Expert:  Ed Turner replied 16 days ago.

There are laws protecting innocent bystanders and neighbours from excessive noise, such as the Environmental Protection Act 1990 and the Noise Act 1996.   For example, builders and construction workers can generally only work in a residential area between the hours of Monday to Friday 8:00am to 6:00pm; Saturdays 8:00am to 1:00pm.    There is also the Tort (“wrong”) of Nuisance, which is a civil claim for damages and an application for an injunction against the other party to “cease and desist” making the noise.

If the noise from your neighbours’ home (shouting, slamming doors, loud music) or a local construction site is excessive and disturbing your “quiet enjoyment” of your home, there are several steps that you can take to resolve the situation.   The .Gov website contains useful guidance:

https://www.gov.uk/guidance/noise-nuisances-how-councils-deal-with-complaints

Firstly, you should write to the other party in the most polite and friendly terms possible asking them to reduce the noise or cease it altogether.   Hopefully, the noise will be temporary (such as construction work), or the neighbour simply may not have realised that they were making quite such a noise that was audible to others, and it will cease on a first request.

This local council’s website contains useful template letters from a “first request” to a threat of legal action:

https://www.midsuffolk.gov.uk/environment/noise-and-disturbance/noise-nuisance/noise-template-letters/

You may complain to the environmental health department at your local council who may investigate the noise and take action against the other party.   They are under a statutory duty to investigate noise disturbances and they can issue Noise Abatement Orders without the need for Court action by you.

You may also complain to your local Magistrates Court.   I suggest that you take video and audio recordings of the noise on your phone and produce a diary by way of proving your case and issue the other party with a “3-day warning letter” to stop the noise.   If successful, the Court will issue a Noise Abatement Order against the other party.

The final option is to apply to your local County Court for a civil injunction and damages under the Tort of Nuisance.   This is essentially a Civil Order for the other party to cease the noise and pay you damages by way of compensation for the nuisance, distress, and inconvenience.

I recommend that you send the other party a 7-day final warning to cease the noise and compile your evidence (audio and video recordings, diaries etc.) to present your case to the judge.  You should then complete the application for the injunction and send it to your County Court (with the fee, currently £308.00 payable to H M Court and Tribunal Service).
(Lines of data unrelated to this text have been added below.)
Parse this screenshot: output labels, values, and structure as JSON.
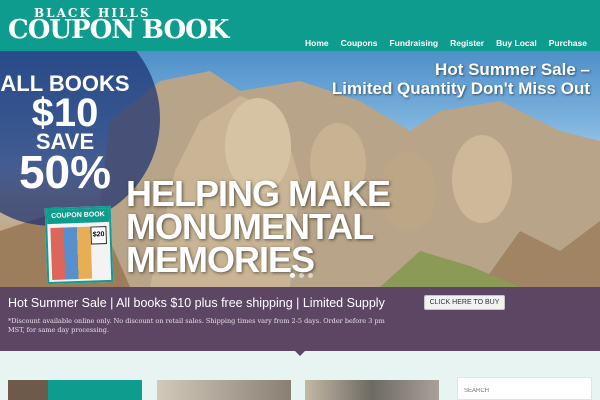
{
  "header": {
    "logo_top": "BLACK HILLS",
    "logo_main": "COUPON BOOK",
    "nav": [
      "Home",
      "Coupons",
      "Fundraising",
      "Register",
      "Buy Local",
      "Purchase"
    ]
  },
  "hero": {
    "badge": {
      "line1": "ALL BOOKS",
      "line2": "$10",
      "line3": "SAVE",
      "line4": "50%"
    },
    "headline_line1": "Hot Summer Sale –",
    "headline_line2": "Limited Quantity Don't Miss Out",
    "tagline_line1": "HELPING MAKE",
    "tagline_line2": "MONUMENTAL",
    "tagline_line3": "MEMORIES",
    "book": {
      "title": "COUPON BOOK",
      "price": "$20"
    },
    "slides": 3,
    "active_slide": 1
  },
  "promo": {
    "title": "Hot Summer Sale | All books $10 plus free shipping | Limited Supply",
    "note": "*Discount available online only. No discount on retail sales. Shipping times vary from 2-5 days. Order before 3 pm MST, for same day processing.",
    "button": "CLICK HERE TO BUY"
  },
  "search": {
    "placeholder": "SEARCH"
  },
  "colors": {
    "header": "#0e9c8e",
    "promo": "#5d4664",
    "background": "#e7f4f1",
    "badge": "#1c3070"
  }
}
The Court will list a Hearing where you attend and ask the Judge for an Order for damages and the injunction.   The Court may also Order the other party to pay your legal costs of the application.  The Order will be served on the other party and if they ignore or breach it, they are in Contempt of Court.   This is a criminal offence punishable by fine or imprisonment.

If you take the Court injunction route, I strongly recommend that you instruct a solicitor who specialises in Civil Litigation and Nuisance claims.    These areas of law are very complex and while the Court may grant you a fair amount of sympathy and leeway if you represent yourself (i.e., as a Litigant In Person), your application may slip up on a technicality which would be second-nature to an experienced solicitor but which a Litigant In Person conducting their first legal action would be unaware.   Furthermore, if your application is flawed or otherwise has poor prospects of success and is dismissed by the Court, you may be ordered to pay the other party’s costs of defending the application.   These costs may be substantial and its risk outweigh any potential benefit to you.

If you have a Home and Contents Insurance Policy with Legal Expenses Cover, it may be worth notifying your insurers and requesting that your legal fees in this claim be paid and/or that they appoint a law firm on their panel of insurers to conduct your application.

Expert:  Ed Turner replied 16 days ago.

I hope this resolves your enquiry.   Please revert to me if you require any clarification of my answer to your question and I shall be delighted to assist.

Kind regards

LawyerEd